The Protection of Children from Sexual Offences (POCSO) Amendment Bill, 2019, which was passed in the Rajya Sabha on July 24, widens the definition of child pornography to go beyond videos, and include any visual depiction of sexually explicit conduct involving a child – including “photograph, video, digital or computer generated image indistinguishable from an actual child, and image created, adapted, or modified, but appear to depict a child.” [Clause d(a), Section 2].

We reported earlier that even an adult actor pretending to be a child (in a sexually explicit content) would come under its ambit. So will cartoons and anime depicting child porn. Violators will be face a fine and prison term of minimum of 5 years, repeat offenders will face a fine and prison term of 7 years minimum.

The amendment introduces a new section 15 and proposes the following penalties for storage and possession of pornographic material involving children:

  • A minimum fine of Rs. 5,000 for possession of pornographic material involving a child and with intention to share the material in first time offence. For subsequent offences, the fine will be no less than Rs. 10,000.
  • Transmission such material, except for the purpose of reporting or as evidence in the court, will be punishable with a fine, prison term of upto 3 years, or both.
  • Commercial use of such material will be punishable with prison term of 3-5 years, or fine, or both for the first conviction. Subsequent convictions can lead to prison term of 5-7 years with fine.

MPs speak on the storage and circulation of child pornography

While the Bill was being discussed in Parliament, it found support from across the political spectrum. More than one MP criticised the bill for dealing more with punishing offenders, rather than bringing in measures to curb sexual assault of children and child pornography.

  • Language of Bill open-ended at places: Sasmit Patra of the Biju Janata Dal said that the use of ‘depict’ in defining child pornography can be subject to interpretations and can possible dilute the definition. He urged the government and Women & Child Development minister Smriti Irani to take a close look at these terms and frame it to be more close-ended so that inferences and interpretations don’t happen.
  • Bill discourages circulation of child porn on WhatsApp: Congress’ Vivek K Tankha said that section 14, which considers circulation of child pornography a sexual assault, was a welcome move. He flagged WhatsApp and said that child pornography being circulated via the platform should be discouraged, which this amendment does.
  • Fuzzy penalties: Trinamool Congress’ Abir Ranjan Biswas said that amended Sections 15(1) and 15(2), both prescribe different punishments for the similar offence of storing pornographic material with the intention of transmitting child pornography; and the first clause only prescribes a fine. Meanwhile, the second clause punishes the offence with imprisonment or fine. He asked why the Bill prescribed two different punishments for the same nature of crime.
  • Nominated MP Narendra Jadhav pointed out that the Bill doesn’t include any provision to penalise “perverts” who force children to watch pornographic pictures or videos for their own sexual gratification.
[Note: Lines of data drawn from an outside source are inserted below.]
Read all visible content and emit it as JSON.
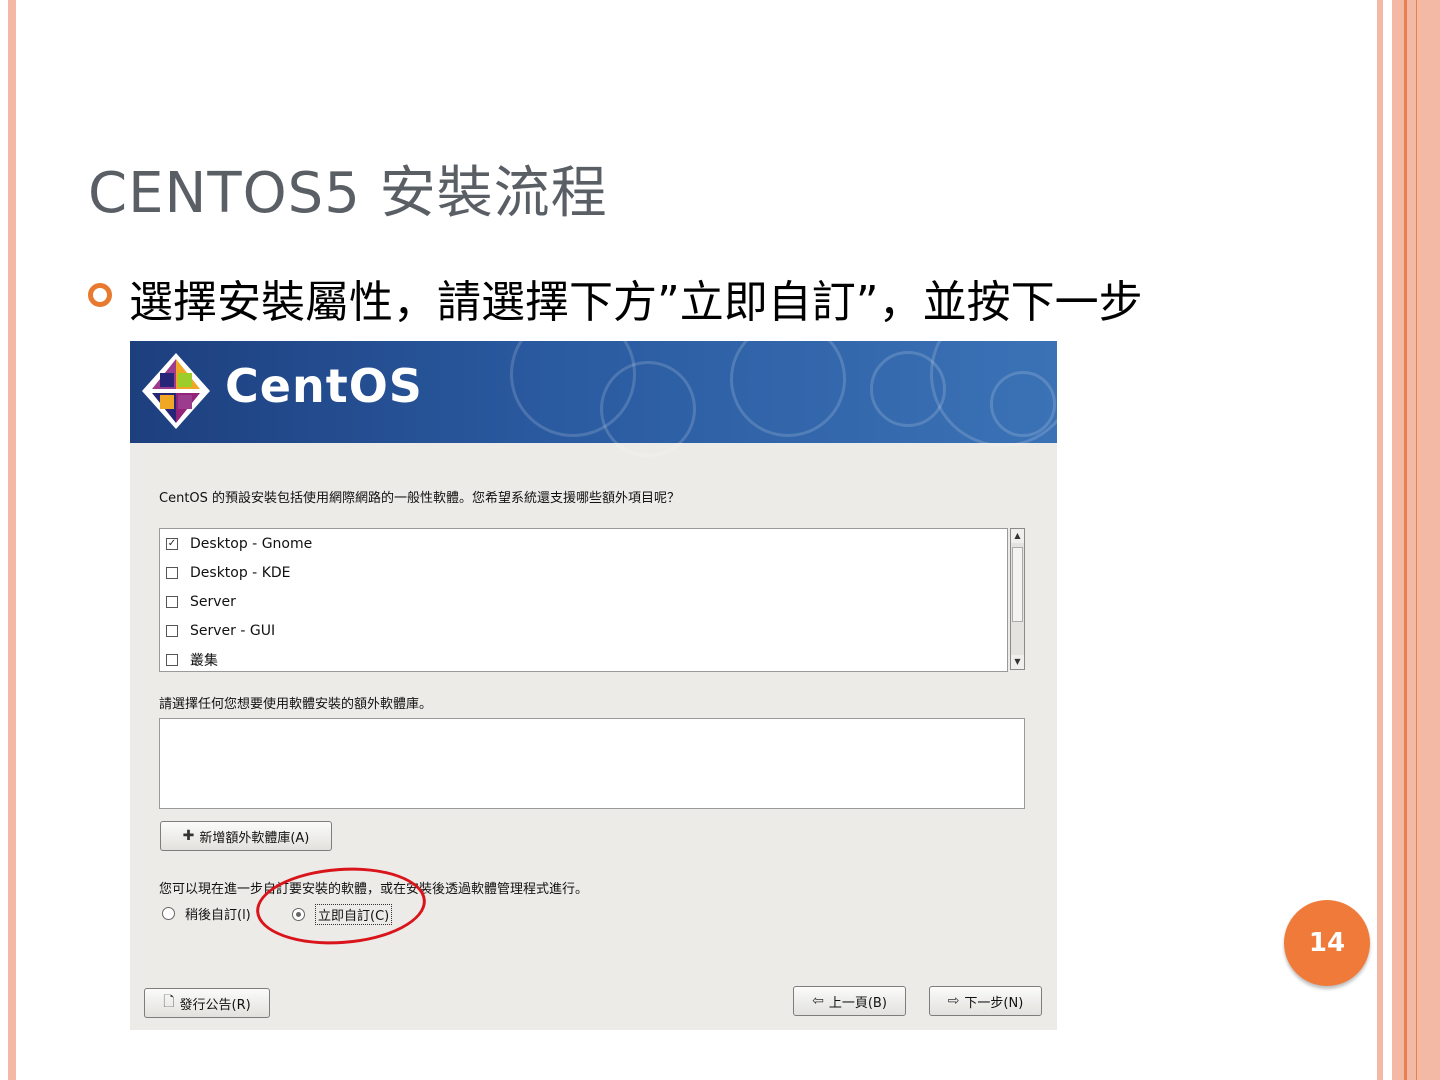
{
  "slide": {
    "title": "CENTOS5 安裝流程",
    "bullet": "選擇安裝屬性，請選擇下方”立即自訂”，並按下一步",
    "page_number": "14"
  },
  "installer": {
    "logo_text": "CentOS",
    "prompt": "CentOS 的預設安裝包括使用網際網路的一般性軟體。您希望系統還支援哪些額外項目呢？",
    "task_options": [
      {
        "label": "Desktop - Gnome",
        "checked": true
      },
      {
        "label": "Desktop - KDE",
        "checked": false
      },
      {
        "label": "Server",
        "checked": false
      },
      {
        "label": "Server - GUI",
        "checked": false
      },
      {
        "label": "叢集",
        "checked": false
      }
    ],
    "repo_label": "請選擇任何您想要使用軟體安裝的額外軟體庫。",
    "add_repo_button": "新增額外軟體庫(A)",
    "customize_label": "您可以現在進一步自訂要安裝的軟體，或在安裝後透過軟體管理程式進行。",
    "customize_later": "稍後自訂(l)",
    "customize_now": "立即自訂(C)",
    "selected_option": "customize_now",
    "release_notes_button": "發行公告(R)",
    "back_button": "上一頁(B)",
    "next_button": "下一步(N)"
  },
  "icons": {
    "bullet": "ring-bullet-icon",
    "add_repo": "plus-icon",
    "release_notes": "document-icon",
    "back": "arrow-left-icon",
    "next": "arrow-right-icon"
  },
  "colors": {
    "accent_orange": "#e8792f",
    "header_blue": "#2a5aa0",
    "annotation_red": "#d9141b",
    "slide_border": "#f3b9a4"
  }
}
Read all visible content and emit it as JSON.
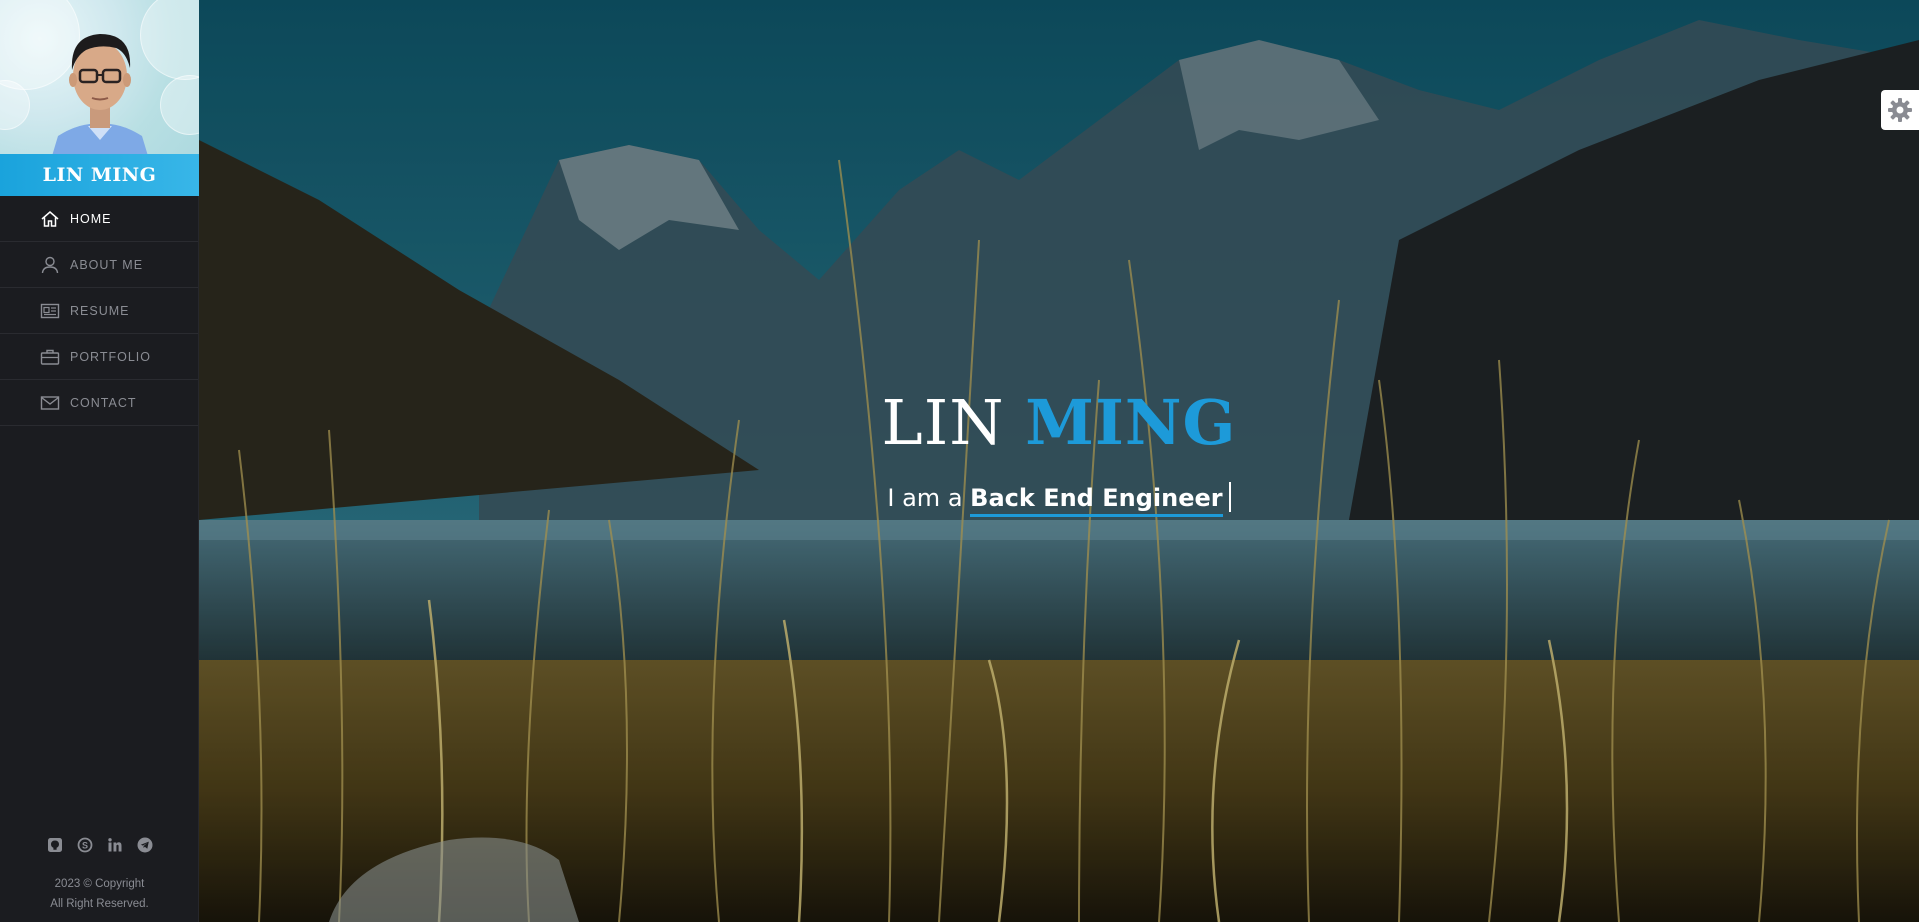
{
  "profile": {
    "name": "LIN MING"
  },
  "nav": {
    "items": [
      {
        "label": "HOME",
        "icon": "home-icon",
        "active": true
      },
      {
        "label": "ABOUT ME",
        "icon": "user-icon",
        "active": false
      },
      {
        "label": "RESUME",
        "icon": "resume-icon",
        "active": false
      },
      {
        "label": "PORTFOLIO",
        "icon": "briefcase-icon",
        "active": false
      },
      {
        "label": "CONTACT",
        "icon": "envelope-icon",
        "active": false
      }
    ]
  },
  "socials": [
    {
      "icon": "github-icon"
    },
    {
      "icon": "skype-icon"
    },
    {
      "icon": "linkedin-icon"
    },
    {
      "icon": "telegram-icon"
    }
  ],
  "footer": {
    "line1": "2023 © Copyright",
    "line2": "All Right Reserved."
  },
  "hero": {
    "first_name": "LIN",
    "last_name": "MING",
    "intro": "I am a",
    "role": "Back End Engineer"
  },
  "colors": {
    "accent": "#1d9ad9",
    "sidebar_bg": "#1b1c20",
    "name_bar": "#1aa3dc"
  }
}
What the January POCSO amendment bill proposed against child porn

The Protection of Children from Sexual Offences (Amendment) Bill, 2019 (introduced in Parliament in January) provided for death penalty for aggravated sexual assault on children, made the Act gender neutral, and also had protections against child porn. The earlier bill also made failure to delete child porn material punishable, but with much lower penalties: Rs 1,000 and Rs 5,000 in the first and second offence respectively, and with up to three years imprisonment. POCSO was enacted in 2012 to protect children from sexual assault, sexual harassment, and pornography.